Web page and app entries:
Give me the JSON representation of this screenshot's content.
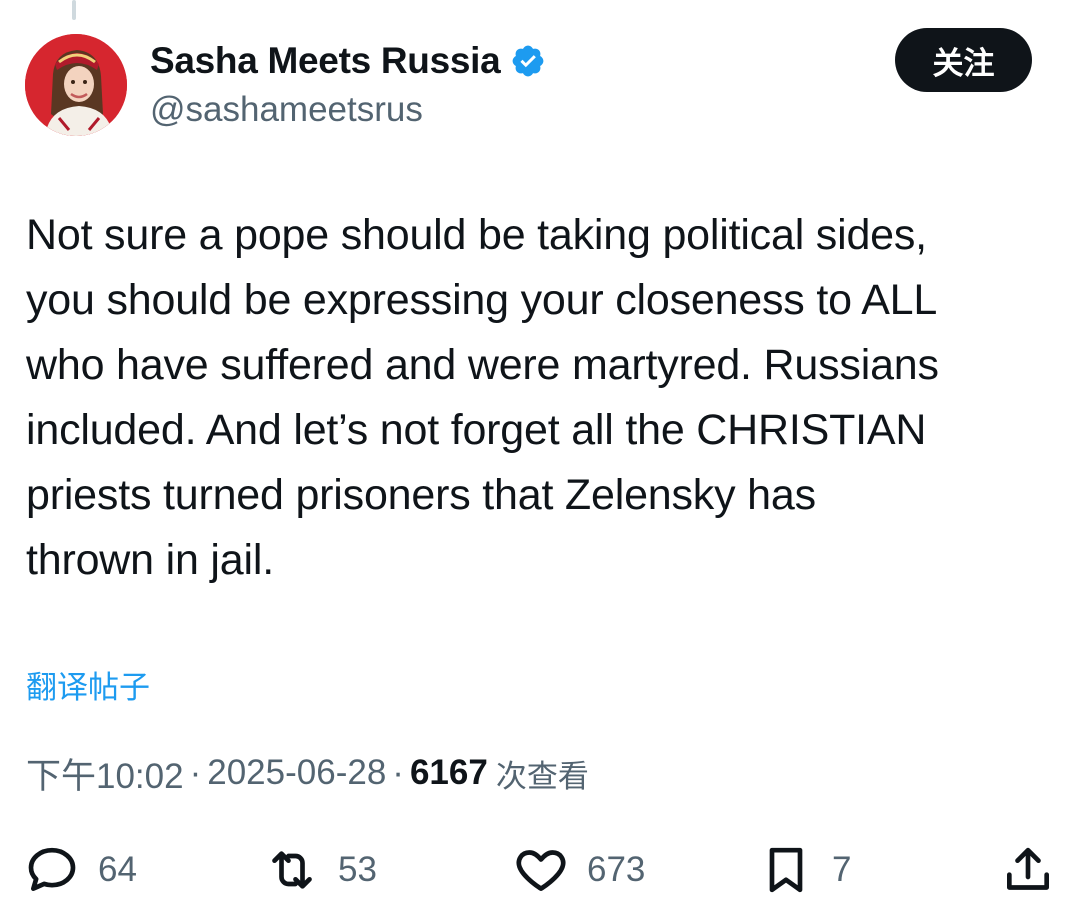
{
  "author": {
    "display_name": "Sasha Meets Russia",
    "handle": "@sashameetsrus",
    "verified": true,
    "avatar_icon": "profile-photo"
  },
  "follow_button": {
    "label": "关注"
  },
  "tweet": {
    "lines": [
      "Not sure a pope should be taking political sides,",
      "you should be expressing your closeness to ALL",
      "who have suffered and were martyred. Russians",
      "included. And let’s not forget all the CHRISTIAN",
      "priests turned prisoners that Zelensky has",
      "thrown in jail."
    ]
  },
  "translate_link": "翻译帖子",
  "meta": {
    "time": "下午10:02",
    "separator": "·",
    "date": "2025-06-28",
    "views_count": "6167",
    "views_label": "次查看"
  },
  "actions": {
    "reply": {
      "icon": "reply-icon",
      "count": "64"
    },
    "repost": {
      "icon": "repost-icon",
      "count": "53"
    },
    "like": {
      "icon": "heart-icon",
      "count": "673"
    },
    "bookmark": {
      "icon": "bookmark-icon",
      "count": "7"
    },
    "share": {
      "icon": "share-icon"
    }
  },
  "colors": {
    "text": "#0f1419",
    "secondary": "#536471",
    "link": "#1d9bf0",
    "verified_badge": "#1d9bf0",
    "follow_bg": "#0f1419",
    "avatar_bg": "#d6262f"
  }
}
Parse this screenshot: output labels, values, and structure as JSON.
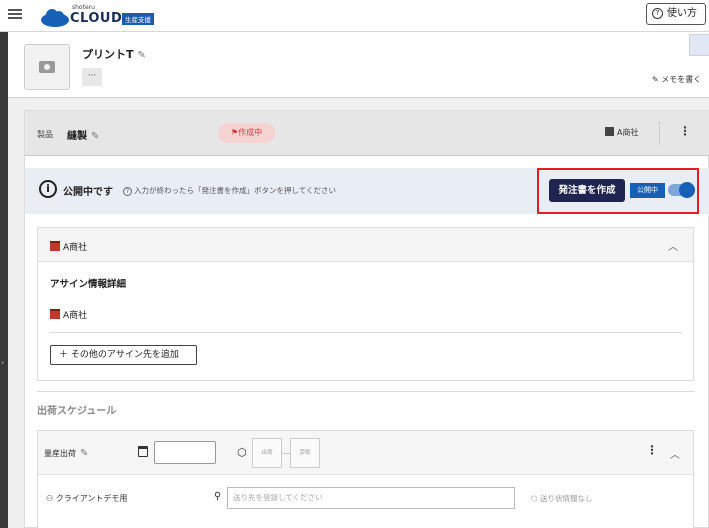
{
  "topbar": {
    "logo_small": "shoteru",
    "logo_text": "CLOUD",
    "logo_badge": "生産支援",
    "help_label": "使い方"
  },
  "product": {
    "name": "プリントT",
    "memo_label": "メモを書く",
    "more_label": "···"
  },
  "panel": {
    "label": "製品",
    "value": "縫製",
    "status": "作成中",
    "company": "A商社"
  },
  "publish": {
    "title": "公開中です",
    "hint": "入力が終わったら「発注書を作成」ボタンを押してください",
    "order_button": "発注書を作成",
    "badge": "公開中",
    "toggle_on": true
  },
  "assign": {
    "header_company": "A商社",
    "detail_title": "アサイン情報詳細",
    "company": "A商社",
    "add_button": "＋ その他のアサイン先を追加"
  },
  "schedule": {
    "title": "出荷スケジュール",
    "mass_label": "量産出荷",
    "date_value": "",
    "steps": [
      "出荷",
      "受取"
    ],
    "client": "クライアントデモ用",
    "destination_placeholder": "送り先を登録してください",
    "ship_info": "送り状情報なし"
  },
  "colors": {
    "accent_navy": "#1f2450",
    "publish_blue": "#1660b8",
    "highlight_red": "#e0201c",
    "status_red": "#d83a3a"
  }
}
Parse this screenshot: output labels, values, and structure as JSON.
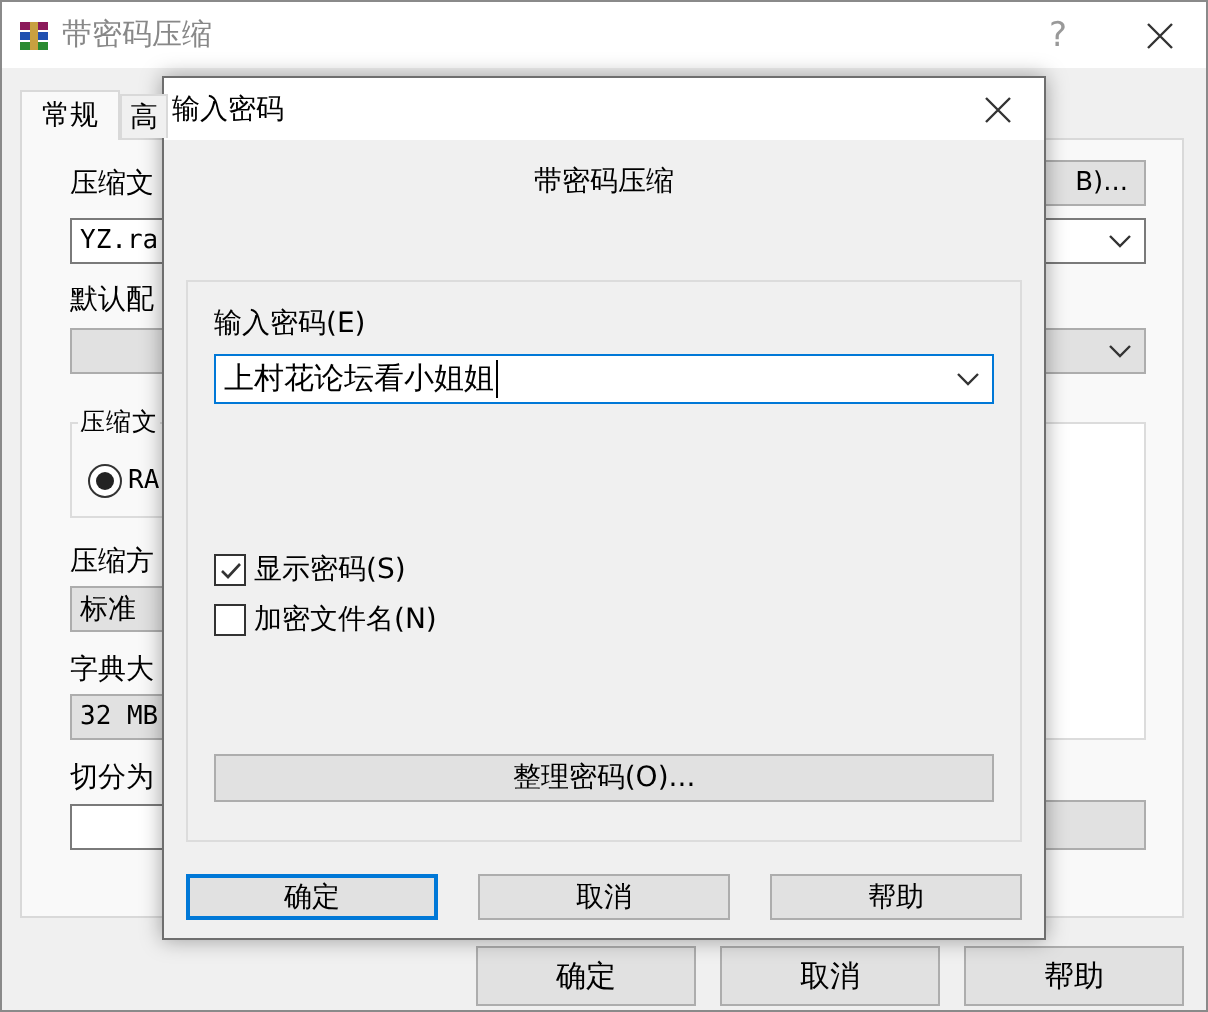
{
  "window": {
    "title": "带密码压缩",
    "help_button": "?"
  },
  "tabs": [
    {
      "label": "常规",
      "selected": true
    },
    {
      "label": "高",
      "selected": false
    }
  ],
  "general": {
    "archive_name_label": "压缩文",
    "browse_button": "B)...",
    "archive_name_value": "YZ.ra",
    "profile_label": "默认配",
    "format_group_label": "压缩文",
    "format_option": {
      "label": "RA",
      "selected": true
    },
    "method_label": "压缩方",
    "method_value": "标准",
    "dictionary_label": "字典大",
    "dictionary_value": "32 MB",
    "split_label": "切分为"
  },
  "buttons": [
    "确定",
    "取消",
    "帮助"
  ],
  "dialog": {
    "title": "输入密码",
    "heading": "带密码压缩",
    "password_label": "输入密码(E)",
    "password_value": "上村花论坛看小姐姐",
    "options": [
      {
        "label": "显示密码(S)",
        "checked": true
      },
      {
        "label": "加密文件名(N)",
        "checked": false
      }
    ],
    "organize_button": "整理密码(O)...",
    "buttons": [
      {
        "label": "确定",
        "focused": true
      },
      {
        "label": "取消",
        "focused": false
      },
      {
        "label": "帮助",
        "focused": false
      }
    ]
  }
}
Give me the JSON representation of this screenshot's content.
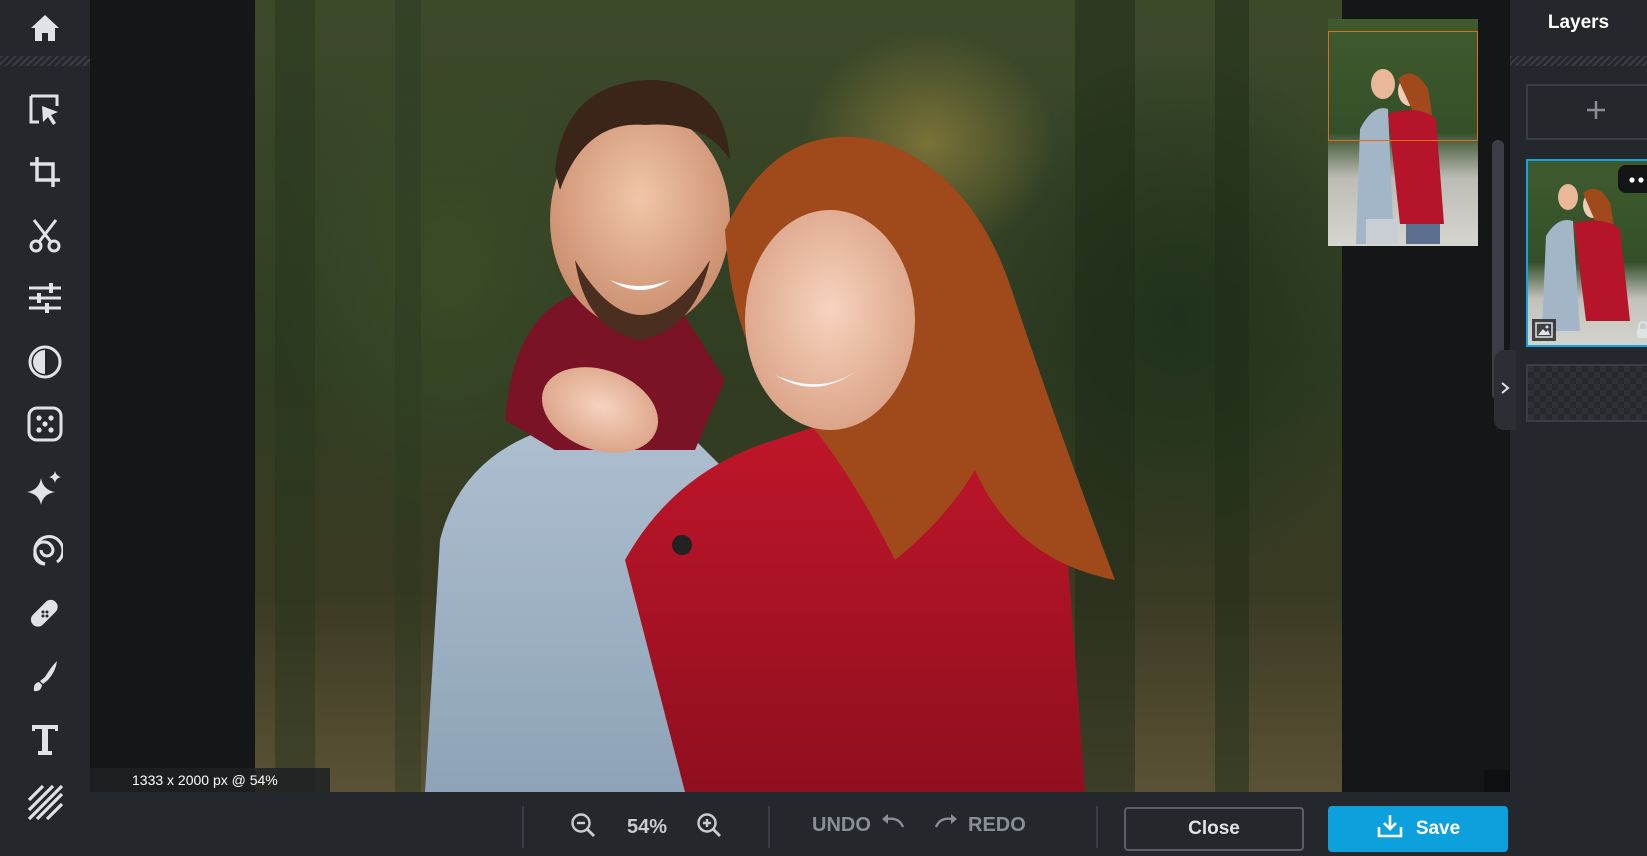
{
  "sidebar": {
    "tools": [
      {
        "name": "home-icon"
      },
      {
        "name": "select-arrange-icon"
      },
      {
        "name": "crop-icon"
      },
      {
        "name": "cutout-scissors-icon"
      },
      {
        "name": "adjust-sliders-icon"
      },
      {
        "name": "filter-contrast-icon"
      },
      {
        "name": "effects-dots-icon"
      },
      {
        "name": "retouch-sparkle-icon"
      },
      {
        "name": "liquify-swirl-icon"
      },
      {
        "name": "heal-bandage-icon"
      },
      {
        "name": "draw-brush-icon"
      },
      {
        "name": "text-icon"
      },
      {
        "name": "pattern-stripes-icon"
      }
    ]
  },
  "canvas": {
    "info": "1333 x 2000 px @ 54%"
  },
  "layers": {
    "title": "Layers",
    "add_label": "+"
  },
  "bottom_bar": {
    "zoom_value": "54%",
    "undo_label": "UNDO",
    "redo_label": "REDO",
    "close_label": "Close",
    "save_label": "Save"
  },
  "colors": {
    "accent": "#0ca0dc",
    "navigator_frame": "#e46a1c",
    "panel_bg": "#24272b",
    "canvas_bg": "#151618"
  }
}
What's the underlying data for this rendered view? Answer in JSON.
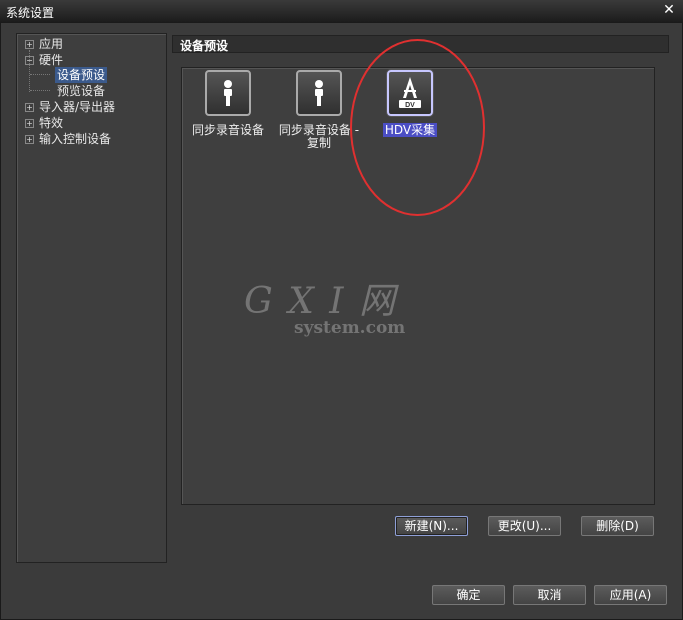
{
  "window": {
    "title": "系统设置"
  },
  "tree": {
    "items": [
      {
        "label": "应用",
        "expander": "+"
      },
      {
        "label": "硬件",
        "expander": "−"
      },
      {
        "label": "设备预设"
      },
      {
        "label": "预览设备"
      },
      {
        "label": "导入器/导出器",
        "expander": "+"
      },
      {
        "label": "特效",
        "expander": "+"
      },
      {
        "label": "输入控制设备",
        "expander": "+"
      }
    ]
  },
  "section": {
    "title": "设备预设"
  },
  "presets": [
    {
      "label": "同步录音设备",
      "icon": "microphone-icon"
    },
    {
      "label_line1": "同步录音设备 -",
      "label_line2": "复制",
      "icon": "microphone-icon"
    },
    {
      "label": "HDV采集",
      "icon": "hdv-dv-icon",
      "icon_text": "DV",
      "selected": true
    }
  ],
  "watermark": {
    "top": "G X I 网",
    "bottom": "system.com"
  },
  "buttons": {
    "new": "新建(N)...",
    "edit": "更改(U)...",
    "delete": "删除(D)",
    "ok": "确定",
    "cancel": "取消",
    "apply": "应用(A)"
  },
  "close": "✕",
  "colors": {
    "background": "#3a3a3a",
    "selection": "#4b4ec4",
    "annotation": "#e03030"
  }
}
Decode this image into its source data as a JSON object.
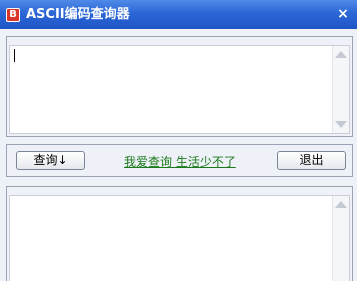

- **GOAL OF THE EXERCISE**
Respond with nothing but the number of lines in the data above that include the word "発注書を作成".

- **SOLUTION TO THIS TASK**
2